▸ **EXERCISE REQUIREMENTS**
Copy out each line of the data below in which the string "поймал" appears.

--------------------------------

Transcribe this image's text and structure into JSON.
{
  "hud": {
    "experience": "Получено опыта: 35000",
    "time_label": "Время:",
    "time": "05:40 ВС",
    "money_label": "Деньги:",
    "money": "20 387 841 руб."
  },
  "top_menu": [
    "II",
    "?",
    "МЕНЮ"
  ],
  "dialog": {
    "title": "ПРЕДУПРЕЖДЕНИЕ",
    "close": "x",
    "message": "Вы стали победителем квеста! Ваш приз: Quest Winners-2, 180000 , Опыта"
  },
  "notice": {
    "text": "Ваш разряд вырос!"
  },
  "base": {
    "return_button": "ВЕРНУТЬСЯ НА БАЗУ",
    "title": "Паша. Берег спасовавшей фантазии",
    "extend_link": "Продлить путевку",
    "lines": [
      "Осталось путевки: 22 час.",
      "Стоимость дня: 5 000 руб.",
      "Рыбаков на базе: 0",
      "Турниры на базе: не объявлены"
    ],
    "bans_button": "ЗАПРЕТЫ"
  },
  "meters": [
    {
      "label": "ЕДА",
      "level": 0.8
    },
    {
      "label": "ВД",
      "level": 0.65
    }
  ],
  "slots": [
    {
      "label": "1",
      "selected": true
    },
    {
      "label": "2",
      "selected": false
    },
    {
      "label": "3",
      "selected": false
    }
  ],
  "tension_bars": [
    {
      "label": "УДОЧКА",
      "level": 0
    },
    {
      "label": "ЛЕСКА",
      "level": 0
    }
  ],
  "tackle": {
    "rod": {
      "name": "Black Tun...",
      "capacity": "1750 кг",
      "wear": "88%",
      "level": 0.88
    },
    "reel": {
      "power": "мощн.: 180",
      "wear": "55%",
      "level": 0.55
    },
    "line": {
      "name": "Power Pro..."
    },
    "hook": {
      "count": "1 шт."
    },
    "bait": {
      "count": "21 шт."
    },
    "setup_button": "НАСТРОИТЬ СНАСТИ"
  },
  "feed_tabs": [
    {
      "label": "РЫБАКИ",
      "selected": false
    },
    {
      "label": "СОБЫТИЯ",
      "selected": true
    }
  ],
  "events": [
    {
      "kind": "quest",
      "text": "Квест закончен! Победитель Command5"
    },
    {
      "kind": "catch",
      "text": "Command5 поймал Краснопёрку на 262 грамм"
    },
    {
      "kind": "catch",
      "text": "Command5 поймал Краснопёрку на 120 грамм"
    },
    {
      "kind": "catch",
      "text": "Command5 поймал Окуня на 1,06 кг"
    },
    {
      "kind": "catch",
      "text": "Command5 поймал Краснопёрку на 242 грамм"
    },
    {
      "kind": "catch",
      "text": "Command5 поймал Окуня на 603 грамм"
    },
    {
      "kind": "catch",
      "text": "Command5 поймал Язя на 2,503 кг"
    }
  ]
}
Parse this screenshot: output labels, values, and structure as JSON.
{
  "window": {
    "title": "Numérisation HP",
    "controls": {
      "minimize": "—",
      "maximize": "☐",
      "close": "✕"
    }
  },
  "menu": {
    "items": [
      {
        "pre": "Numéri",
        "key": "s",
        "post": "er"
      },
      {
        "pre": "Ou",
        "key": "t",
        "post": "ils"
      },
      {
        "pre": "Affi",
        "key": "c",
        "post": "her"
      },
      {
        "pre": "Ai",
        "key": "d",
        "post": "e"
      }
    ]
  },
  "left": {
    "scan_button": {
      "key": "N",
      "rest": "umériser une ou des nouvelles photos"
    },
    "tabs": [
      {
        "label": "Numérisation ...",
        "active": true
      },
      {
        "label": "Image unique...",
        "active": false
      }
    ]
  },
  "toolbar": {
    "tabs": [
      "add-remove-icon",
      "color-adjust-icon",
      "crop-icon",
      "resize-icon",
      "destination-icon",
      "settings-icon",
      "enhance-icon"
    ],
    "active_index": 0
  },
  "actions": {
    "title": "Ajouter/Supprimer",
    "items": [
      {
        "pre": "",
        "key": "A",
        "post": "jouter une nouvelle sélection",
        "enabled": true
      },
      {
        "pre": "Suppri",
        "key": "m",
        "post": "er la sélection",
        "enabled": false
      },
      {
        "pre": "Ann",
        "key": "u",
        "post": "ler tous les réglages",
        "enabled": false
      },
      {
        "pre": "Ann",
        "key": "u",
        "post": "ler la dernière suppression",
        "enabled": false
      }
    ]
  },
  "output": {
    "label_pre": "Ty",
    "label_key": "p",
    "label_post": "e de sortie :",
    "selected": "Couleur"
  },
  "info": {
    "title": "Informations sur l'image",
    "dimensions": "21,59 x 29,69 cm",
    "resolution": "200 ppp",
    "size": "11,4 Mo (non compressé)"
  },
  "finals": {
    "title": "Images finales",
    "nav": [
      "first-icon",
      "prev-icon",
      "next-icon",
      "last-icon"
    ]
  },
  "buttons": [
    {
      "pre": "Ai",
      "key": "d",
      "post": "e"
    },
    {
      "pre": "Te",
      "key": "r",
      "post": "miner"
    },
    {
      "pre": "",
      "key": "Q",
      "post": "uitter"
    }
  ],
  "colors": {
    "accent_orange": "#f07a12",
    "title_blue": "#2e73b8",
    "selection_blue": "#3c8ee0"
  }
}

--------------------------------

▸ **WRITTEN ANSWER**
      "text": "Command5 поймал Краснопёрку на 262 грамм"
      "text": "Command5 поймал Краснопёрку на 120 грамм"
      "text": "Command5 поймал Окуня на 1,06 кг"
      "text": "Command5 поймал Краснопёрку на 242 грамм"
      "text": "Command5 поймал Окуня на 603 грамм"
      "text": "Command5 поймал Язя на 2,503 кг"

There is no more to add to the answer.